***** THE DATA
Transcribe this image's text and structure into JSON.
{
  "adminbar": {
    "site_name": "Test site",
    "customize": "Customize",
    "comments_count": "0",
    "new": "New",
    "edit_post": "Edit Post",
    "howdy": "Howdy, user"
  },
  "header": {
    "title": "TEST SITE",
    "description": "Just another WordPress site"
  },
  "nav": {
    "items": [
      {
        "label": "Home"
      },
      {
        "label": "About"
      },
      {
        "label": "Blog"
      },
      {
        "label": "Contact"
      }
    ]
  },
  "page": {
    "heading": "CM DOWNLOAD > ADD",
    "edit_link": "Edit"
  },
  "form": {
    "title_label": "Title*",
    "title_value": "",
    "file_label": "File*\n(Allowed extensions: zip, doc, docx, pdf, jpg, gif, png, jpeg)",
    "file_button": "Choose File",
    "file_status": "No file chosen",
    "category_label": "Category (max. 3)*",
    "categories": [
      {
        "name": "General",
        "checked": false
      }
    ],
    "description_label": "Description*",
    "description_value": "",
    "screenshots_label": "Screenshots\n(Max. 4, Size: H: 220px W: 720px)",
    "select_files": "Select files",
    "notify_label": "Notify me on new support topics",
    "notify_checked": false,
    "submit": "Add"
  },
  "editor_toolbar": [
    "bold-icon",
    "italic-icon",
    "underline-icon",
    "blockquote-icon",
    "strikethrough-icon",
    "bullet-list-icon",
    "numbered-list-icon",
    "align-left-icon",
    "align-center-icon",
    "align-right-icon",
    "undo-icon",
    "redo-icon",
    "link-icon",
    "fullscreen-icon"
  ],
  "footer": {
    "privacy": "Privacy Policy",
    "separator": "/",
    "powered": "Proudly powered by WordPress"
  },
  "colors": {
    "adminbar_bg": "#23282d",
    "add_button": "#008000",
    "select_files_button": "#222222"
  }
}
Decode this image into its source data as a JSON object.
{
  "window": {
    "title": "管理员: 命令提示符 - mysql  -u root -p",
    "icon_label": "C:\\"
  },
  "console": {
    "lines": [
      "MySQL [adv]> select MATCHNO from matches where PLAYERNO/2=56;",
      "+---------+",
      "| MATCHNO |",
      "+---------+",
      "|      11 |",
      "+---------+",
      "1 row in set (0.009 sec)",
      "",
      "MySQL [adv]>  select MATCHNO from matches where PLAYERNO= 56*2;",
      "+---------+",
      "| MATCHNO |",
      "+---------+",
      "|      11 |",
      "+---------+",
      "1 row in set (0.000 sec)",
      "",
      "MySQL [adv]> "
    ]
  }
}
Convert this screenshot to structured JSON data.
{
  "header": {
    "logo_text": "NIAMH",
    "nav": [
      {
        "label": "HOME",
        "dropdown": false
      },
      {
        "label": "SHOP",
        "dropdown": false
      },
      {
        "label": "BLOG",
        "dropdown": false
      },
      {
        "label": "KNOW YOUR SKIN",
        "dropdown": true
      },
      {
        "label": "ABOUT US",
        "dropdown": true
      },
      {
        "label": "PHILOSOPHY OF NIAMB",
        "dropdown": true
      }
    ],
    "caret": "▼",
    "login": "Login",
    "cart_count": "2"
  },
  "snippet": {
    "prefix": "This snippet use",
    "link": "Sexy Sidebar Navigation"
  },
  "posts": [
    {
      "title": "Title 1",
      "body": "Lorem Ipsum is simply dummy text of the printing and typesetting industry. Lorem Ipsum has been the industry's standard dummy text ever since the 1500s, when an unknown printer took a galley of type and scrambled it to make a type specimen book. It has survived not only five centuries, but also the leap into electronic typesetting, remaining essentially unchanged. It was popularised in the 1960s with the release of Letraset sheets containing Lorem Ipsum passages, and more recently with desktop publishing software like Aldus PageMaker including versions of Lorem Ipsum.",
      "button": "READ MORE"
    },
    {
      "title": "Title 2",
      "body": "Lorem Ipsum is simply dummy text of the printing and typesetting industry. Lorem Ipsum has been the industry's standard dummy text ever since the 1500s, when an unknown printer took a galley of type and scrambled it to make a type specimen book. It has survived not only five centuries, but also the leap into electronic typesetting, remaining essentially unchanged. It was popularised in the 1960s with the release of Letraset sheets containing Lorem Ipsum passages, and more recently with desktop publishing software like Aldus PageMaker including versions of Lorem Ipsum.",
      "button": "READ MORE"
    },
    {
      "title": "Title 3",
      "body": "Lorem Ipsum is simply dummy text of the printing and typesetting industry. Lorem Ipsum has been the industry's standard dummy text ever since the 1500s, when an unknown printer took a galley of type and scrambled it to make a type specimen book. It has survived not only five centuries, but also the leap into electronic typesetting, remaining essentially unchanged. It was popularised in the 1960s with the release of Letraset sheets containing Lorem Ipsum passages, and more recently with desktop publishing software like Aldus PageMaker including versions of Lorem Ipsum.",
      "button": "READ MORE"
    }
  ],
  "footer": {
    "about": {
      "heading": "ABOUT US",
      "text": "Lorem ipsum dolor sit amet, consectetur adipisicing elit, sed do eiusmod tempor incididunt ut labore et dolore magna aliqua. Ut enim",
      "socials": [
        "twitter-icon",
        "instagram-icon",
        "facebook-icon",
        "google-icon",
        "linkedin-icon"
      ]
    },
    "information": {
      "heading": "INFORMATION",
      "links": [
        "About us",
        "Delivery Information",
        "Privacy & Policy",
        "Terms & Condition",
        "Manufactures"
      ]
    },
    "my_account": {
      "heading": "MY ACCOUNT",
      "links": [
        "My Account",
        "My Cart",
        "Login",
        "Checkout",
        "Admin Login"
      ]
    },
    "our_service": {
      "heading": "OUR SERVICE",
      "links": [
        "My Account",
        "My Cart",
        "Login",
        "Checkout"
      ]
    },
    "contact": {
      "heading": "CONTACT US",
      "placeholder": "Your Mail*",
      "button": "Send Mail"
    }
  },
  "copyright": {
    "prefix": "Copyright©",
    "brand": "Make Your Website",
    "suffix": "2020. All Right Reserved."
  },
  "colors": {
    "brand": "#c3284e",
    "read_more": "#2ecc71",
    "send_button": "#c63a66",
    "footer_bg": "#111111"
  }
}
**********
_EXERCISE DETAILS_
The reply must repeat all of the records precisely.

_SOLUTION TO THIS PROBLEM_
Transcribe this image's text and structure into JSON.
{
  "adminbar": {
    "site_name": "Test site",
    "customize": "Customize",
    "comments_count": "0",
    "new": "New",
    "edit_post": "Edit Post",
    "howdy": "Howdy, user"
  },
  "header": {
    "title": "TEST SITE",
    "description": "Just another WordPress site"
  },
  "nav": {
    "items": [
      {
        "label": "Home"
      },
      {
        "label": "About"
      },
      {
        "label": "Blog"
      },
      {
        "label": "Contact"
      }
    ]
  },
  "page": {
    "heading": "CM DOWNLOAD > ADD",
    "edit_link": "Edit"
  },
  "form": {
    "title_label": "Title*",
    "title_value": "",
    "file_label": "File*\n(Allowed extensions: zip, doc, docx, pdf, jpg, gif, png, jpeg)",
    "file_button": "Choose File",
    "file_status": "No file chosen",
    "category_label": "Category (max. 3)*",
    "categories": [
      {
        "name": "General",
        "checked": false
      }
    ],
    "description_label": "Description*",
    "description_value": "",
    "screenshots_label": "Screenshots\n(Max. 4, Size: H: 220px W: 720px)",
    "select_files": "Select files",
    "notify_label": "Notify me on new support topics",
    "notify_checked": false,
    "submit": "Add"
  },
  "editor_toolbar": [
    "bold-icon",
    "italic-icon",
    "underline-icon",
    "blockquote-icon",
    "strikethrough-icon",
    "bullet-list-icon",
    "numbered-list-icon",
    "align-left-icon",
    "align-center-icon",
    "align-right-icon",
    "undo-icon",
    "redo-icon",
    "link-icon",
    "fullscreen-icon"
  ],
  "footer": {
    "privacy": "Privacy Policy",
    "separator": "/",
    "powered": "Proudly powered by WordPress"
  },
  "colors": {
    "adminbar_bg": "#23282d",
    "add_button": "#008000",
    "select_files_button": "#222222"
  }
}
Decode this image into its source data as a JSON object.
{
  "window": {
    "title": "管理员: 命令提示符 - mysql  -u root -p",
    "icon_label": "C:\\"
  },
  "console": {
    "lines": [
      "MySQL [adv]> select MATCHNO from matches where PLAYERNO/2=56;",
      "+---------+",
      "| MATCHNO |",
      "+---------+",
      "|      11 |",
      "+---------+",
      "1 row in set (0.009 sec)",
      "",
      "MySQL [adv]>  select MATCHNO from matches where PLAYERNO= 56*2;",
      "+---------+",
      "| MATCHNO |",
      "+---------+",
      "|      11 |",
      "+---------+",
      "1 row in set (0.000 sec)",
      "",
      "MySQL [adv]> "
    ]
  }
}
Convert this screenshot to structured JSON data.
{
  "header": {
    "logo_text": "NIAMH",
    "nav": [
      {
        "label": "HOME",
        "dropdown": false
      },
      {
        "label": "SHOP",
        "dropdown": false
      },
      {
        "label": "BLOG",
        "dropdown": false
      },
      {
        "label": "KNOW YOUR SKIN",
        "dropdown": true
      },
      {
        "label": "ABOUT US",
        "dropdown": true
      },
      {
        "label": "PHILOSOPHY OF NIAMB",
        "dropdown": true
      }
    ],
    "caret": "▼",
    "login": "Login",
    "cart_count": "2"
  },
  "snippet": {
    "prefix": "This snippet use",
    "link": "Sexy Sidebar Navigation"
  },
  "posts": [
    {
      "title": "Title 1",
      "body": "Lorem Ipsum is simply dummy text of the printing and typesetting industry. Lorem Ipsum has been the industry's standard dummy text ever since the 1500s, when an unknown printer took a galley of type and scrambled it to make a type specimen book. It has survived not only five centuries, but also the leap into electronic typesetting, remaining essentially unchanged. It was popularised in the 1960s with the release of Letraset sheets containing Lorem Ipsum passages, and more recently with desktop publishing software like Aldus PageMaker including versions of Lorem Ipsum.",
      "button": "READ MORE"
    },
    {
      "title": "Title 2",
      "body": "Lorem Ipsum is simply dummy text of the printing and typesetting industry. Lorem Ipsum has been the industry's standard dummy text ever since the 1500s, when an unknown printer took a galley of type and scrambled it to make a type specimen book. It has survived not only five centuries, but also the leap into electronic typesetting, remaining essentially unchanged. It was popularised in the 1960s with the release of Letraset sheets containing Lorem Ipsum passages, and more recently with desktop publishing software like Aldus PageMaker including versions of Lorem Ipsum.",
      "button": "READ MORE"
    },
    {
      "title": "Title 3",
      "body": "Lorem Ipsum is simply dummy text of the printing and typesetting industry. Lorem Ipsum has been the industry's standard dummy text ever since the 1500s, when an unknown printer took a galley of type and scrambled it to make a type specimen book. It has survived not only five centuries, but also the leap into electronic typesetting, remaining essentially unchanged. It was popularised in the 1960s with the release of Letraset sheets containing Lorem Ipsum passages, and more recently with desktop publishing software like Aldus PageMaker including versions of Lorem Ipsum.",
      "button": "READ MORE"
    }
  ],
  "footer": {
    "about": {
      "heading": "ABOUT US",
      "text": "Lorem ipsum dolor sit amet, consectetur adipisicing elit, sed do eiusmod tempor incididunt ut labore et dolore magna aliqua. Ut enim",
      "socials": [
        "twitter-icon",
        "instagram-icon",
        "facebook-icon",
        "google-icon",
        "linkedin-icon"
      ]
    },
    "information": {
      "heading": "INFORMATION",
      "links": [
        "About us",
        "Delivery Information",
        "Privacy & Policy",
        "Terms & Condition",
        "Manufactures"
      ]
    },
    "my_account": {
      "heading": "MY ACCOUNT",
      "links": [
        "My Account",
        "My Cart",
        "Login",
        "Checkout",
        "Admin Login"
      ]
    },
    "our_service": {
      "heading": "OUR SERVICE",
      "links": [
        "My Account",
        "My Cart",
        "Login",
        "Checkout"
      ]
    },
    "contact": {
      "heading": "CONTACT US",
      "placeholder": "Your Mail*",
      "button": "Send Mail"
    }
  },
  "copyright": {
    "prefix": "Copyright©",
    "brand": "Make Your Website",
    "suffix": "2020. All Right Reserved."
  },
  "colors": {
    "brand": "#c3284e",
    "read_more": "#2ecc71",
    "send_button": "#c63a66",
    "footer_bg": "#111111"
  }
}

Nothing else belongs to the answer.